This past Friday, my wife and I went to check out the Toronto Ski & Snowboard Show at the International Center from Oct. 28th-30th, 2022. It was very exciting to me because this year marked the return of the event after it had been on hiatus the last few years because of the pandemic.
While growing up I loved attending the Ski & Snowboard show as it was the big industry kick-off event in the Greater Toronto Area to get enthusiasts stoked on the upcoming season. It was always a great place to meet up with friends in the scene, walk the isles of the trade show scoping out deals on gear from retainers and vacation packages from the resorts.
I’ve also worked at the Ski & Snowboard Show multiple times in the past when I was an employee at Corbett’s–who always has the biggest booth at the show–and have fond memories of attending the after parties at different venues throughout Toronto over the years.
Which is why it’s unfortunate I have to admit the show has become a shadow of its former self.
My Experience at the Toronto Ski & Snowboard Show 2022
I know from having worked at the show in the past, the first day is the best. You get first pickings on all the gear the snowboard shops bring to sell during the show. Plus, it’s less busy. The crowds really come on the Saturday and Sunday.
In the weeks ahead of time, I was already surfing all the snowboard websites doing product research. I knew exactly what I wanted to get. I was on the hunt for a pair of Burton Kendo boots and some fresh snowboarding socks. My last pair have a hole around my pinky toe.

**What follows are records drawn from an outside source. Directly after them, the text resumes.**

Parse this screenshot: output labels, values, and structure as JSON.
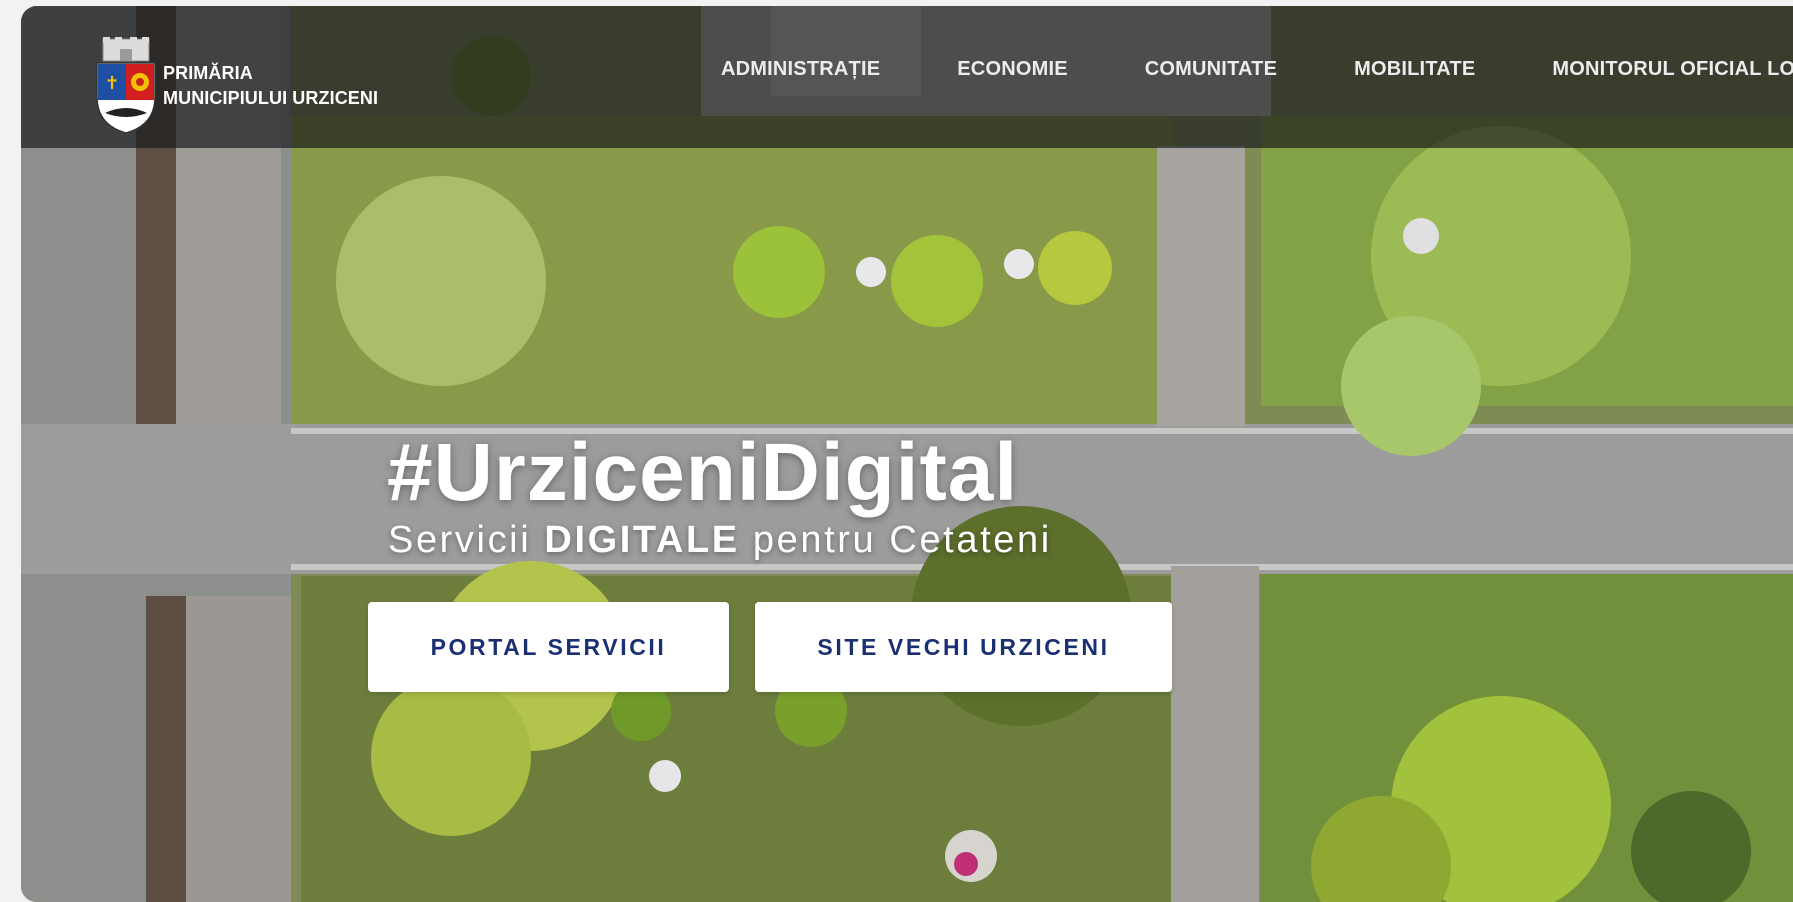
{
  "brand": {
    "line1": "PRIMĂRIA",
    "line2": "MUNICIPIULUI URZICENI"
  },
  "nav": {
    "items": [
      {
        "label": "ADMINISTRAȚIE"
      },
      {
        "label": "ECONOMIE"
      },
      {
        "label": "COMUNITATE"
      },
      {
        "label": "MOBILITATE"
      },
      {
        "label": "MONITORUL OFICIAL LOCAL"
      }
    ]
  },
  "hero": {
    "title": "#UrziceniDigital",
    "subtitle_prefix": "Servicii ",
    "subtitle_bold": "DIGITALE",
    "subtitle_suffix": " pentru Cetateni"
  },
  "buttons": {
    "portal": "PORTAL SERVICII",
    "old_site": "SITE VECHI URZICENI"
  },
  "icons": {
    "crest": "coat-of-arms-icon"
  },
  "colors": {
    "button_text": "#1b2f73",
    "navbar_bg": "rgba(20,22,24,0.66)"
  }
}
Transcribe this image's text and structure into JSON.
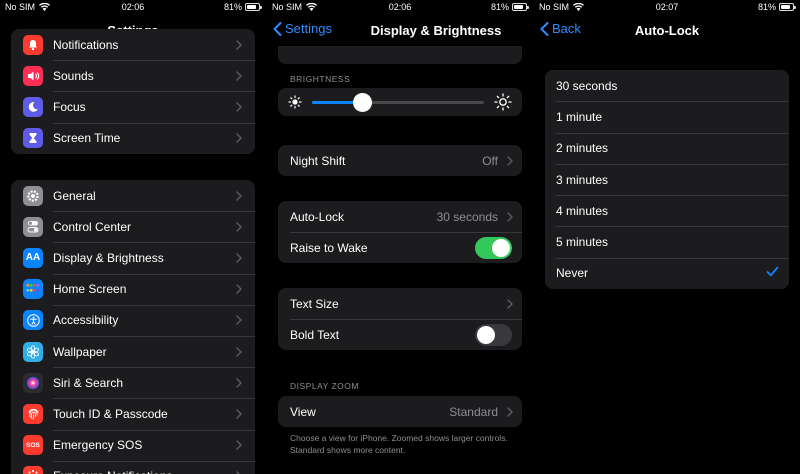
{
  "status_bars": [
    {
      "carrier": "No SIM",
      "time": "02:06",
      "battery": "81%"
    },
    {
      "carrier": "No SIM",
      "time": "02:06",
      "battery": "81%"
    },
    {
      "carrier": "No SIM",
      "time": "02:07",
      "battery": "81%"
    }
  ],
  "battery_level": 0.81,
  "colors": {
    "accent": "#0a84ff",
    "link": "#2f8cff",
    "toggle_on": "#34c759",
    "cell_bg": "#1c1c1e"
  },
  "settings": {
    "title": "Settings",
    "group1": [
      {
        "label": "Notifications",
        "icon": "bell-icon",
        "color": "#ff3b30"
      },
      {
        "label": "Sounds",
        "icon": "speaker-icon",
        "color": "#ff2d55"
      },
      {
        "label": "Focus",
        "icon": "moon-icon",
        "color": "#5e5ce6"
      },
      {
        "label": "Screen Time",
        "icon": "hourglass-icon",
        "color": "#5e5ce6"
      }
    ],
    "group2": [
      {
        "label": "General",
        "icon": "gear-icon",
        "color": "#8e8e93"
      },
      {
        "label": "Control Center",
        "icon": "toggles-icon",
        "color": "#8e8e93"
      },
      {
        "label": "Display & Brightness",
        "icon": "aa-icon",
        "glyph": "AA",
        "color": "#0a84ff"
      },
      {
        "label": "Home Screen",
        "icon": "grid-icon",
        "color": "#0a84ff"
      },
      {
        "label": "Accessibility",
        "icon": "accessibility-icon",
        "color": "#0a84ff"
      },
      {
        "label": "Wallpaper",
        "icon": "flower-icon",
        "color": "#32ade6"
      },
      {
        "label": "Siri & Search",
        "icon": "siri-icon",
        "color": "#2c2c2e"
      },
      {
        "label": "Touch ID & Passcode",
        "icon": "fingerprint-icon",
        "color": "#ff3b30"
      },
      {
        "label": "Emergency SOS",
        "icon": "sos-icon",
        "glyph": "SOS",
        "color": "#ff3b30"
      },
      {
        "label": "Exposure Notifications",
        "icon": "exposure-icon",
        "color": "#ff3b30"
      }
    ]
  },
  "display": {
    "back_label": "Settings",
    "title": "Display & Brightness",
    "brightness_header": "BRIGHTNESS",
    "brightness_level": 0.29,
    "night_shift": {
      "label": "Night Shift",
      "value": "Off"
    },
    "auto_lock": {
      "label": "Auto-Lock",
      "value": "30 seconds"
    },
    "raise_to_wake": {
      "label": "Raise to Wake",
      "on": true
    },
    "text_size": {
      "label": "Text Size"
    },
    "bold_text": {
      "label": "Bold Text",
      "on": false
    },
    "zoom_header": "DISPLAY ZOOM",
    "view": {
      "label": "View",
      "value": "Standard"
    },
    "footnote": "Choose a view for iPhone. Zoomed shows larger controls. Standard shows more content."
  },
  "autolock": {
    "back_label": "Back",
    "title": "Auto-Lock",
    "options": [
      "30 seconds",
      "1 minute",
      "2 minutes",
      "3 minutes",
      "4 minutes",
      "5 minutes",
      "Never"
    ],
    "selected": "Never"
  }
}
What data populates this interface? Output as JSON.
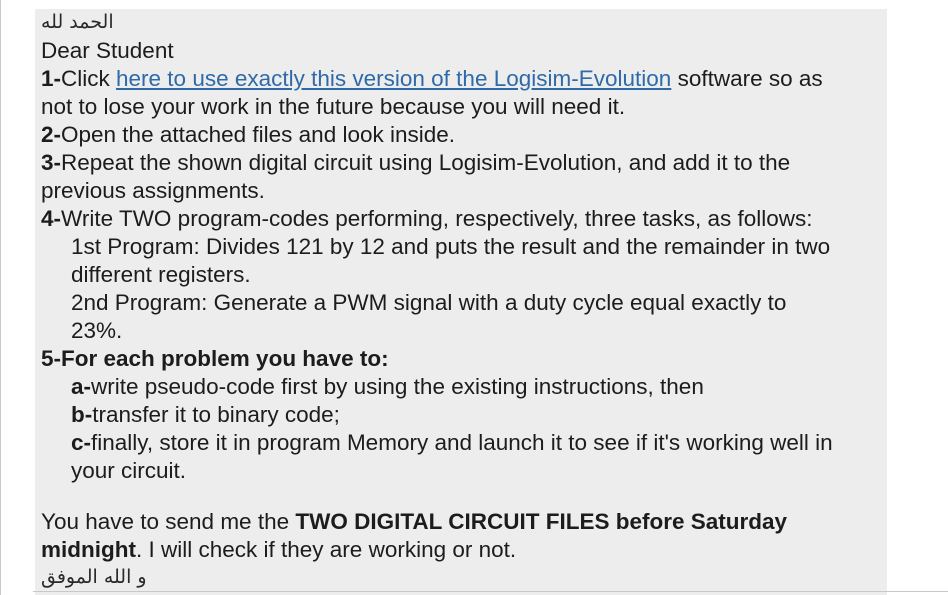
{
  "message": {
    "arabic_header": "الحمد لله",
    "greeting": "Dear Student",
    "item1": {
      "num": "1-",
      "before_link": "Click ",
      "link_text": "here to use exactly this version of the Logisim-Evolution",
      "after_link_line1": " software so as",
      "line2": "not to lose your work in the future because you will need it."
    },
    "item2": {
      "num": "2-",
      "text": "Open the attached files and look inside."
    },
    "item3": {
      "num": "3-",
      "line1": "Repeat the shown digital circuit using Logisim-Evolution, and add it to the",
      "line2": "previous assignments."
    },
    "item4": {
      "num": "4-",
      "text": "Write TWO program-codes performing, respectively, three tasks, as follows:",
      "program1_line1": "1st Program: Divides 121 by 12 and puts the result and the remainder in two",
      "program1_line2": "different registers.",
      "program2_line1": "2nd Program: Generate a PWM signal with a duty cycle equal exactly to",
      "program2_line2": "23%."
    },
    "item5": {
      "num": "5-",
      "text": "For each problem you have to:",
      "a_label": "a-",
      "a_text": "write pseudo-code first by using the existing instructions, then",
      "b_label": "b-",
      "b_text": "transfer it to binary code;",
      "c_label": "c-",
      "c_text_line1": "finally, store it in program Memory and launch it to see if it's working well in",
      "c_text_line2": "your circuit."
    },
    "closing": {
      "before_bold": "You have to send me the ",
      "bold_line1": "TWO DIGITAL CIRCUIT FILES before Saturday",
      "bold_line2": "midnight",
      "after_bold": ". I will check if they are working or not."
    },
    "arabic_footer": "و الله الموفق"
  },
  "colors": {
    "message_background": "#ededed",
    "link": "#2e6aa8",
    "text": "#1c1c1c"
  }
}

I figured after I get my gear I’d take a walk around visiting the resort vendors at the show. Usually all the resorts in Ontario show up and have a table. Then some resorts around western Canada and the United States have booths too. I had already purchased an IKON base pass for this upcoming season months earlier.
Aside from riding Blue Mountain in Ontario, I’d like to go to Red Mountain in British Columbia with friends and Tremblant in Quebec this winter with family.
Walking around the Show
The first thing I did once I got through the entry gates was walk the outer perimeter of the trade floor. I immediately noticed that the show was smaller than it use to be. There were fewer vendors than I remember and a few that seemed out of place. There were people selling vacuum sealed salami and pepperettes, locally farmed honey and that granola snack brand MADE GOOD.
One of the coolest booth designs was for IKON Pass. If you don’t know, IKON is a season pass program where with one pass you can get access to a number of participating resorts. There’s over 51 resorts on the pass and they had this large print map that pinpointed all the resort locations.
All the resorts that were participating in the IKON pass had branded flags at their booths. I visited most of them to see if there were any opportunities to enter contests to win lift tickets or lodging packages.
While walking around a bit more I got myself a merino wool blend pair of Stance snowboarding socks. You should read my guide on snowboarding socks to understand why I went with a merino wool bend instead of polyester.
I then went to the Corbett’s booth in search for those Kendo boots but they didn’t have them. I then stumbled upon a vendor selling heat pads. They were called Express Heat Therapy.
I’ve had a few shoulder injuries while snowboarding and I thought purchasing a few heat pads could help with my recovery and wellbeing. They had a great deal, for $110 you could get a neck/shoulder heat pad, a lower back heat pad and 4 hand warmers which I though might come in handing while walking around the city in winter.
The neat thing about these therapeutic heat pads is that they are reusable.
Final Thoughts About the Toronto Ski & Snowboard Show 2022
It would seem that the glory days of the Toronto Ski & Snowboard show are behind us now. Snowboard Canada magazine no longer hosts after parties. I remember them being awesome times where I got to see premieres of the latest snowboard videos, there were musical acts like Trouble Andrew and I recall one time Andrew Hartingham bought me a shot.
The show overall seemed smaller and more tamed nowadays. Mind you, it’s only $20 to get in but I’m not sure if I’d continue to check out the show every year.
Maybe I’ll continue to go every once in a little while but there isn’t really enough going on at the show for me to recommend it to other people.
In the end, I decided to walk to the Burton Flagship store on Ossington in Toronto and I was able to buy the Kendo boots there. I’m excited to ride them and I’ll try and write a review post about it later this winter.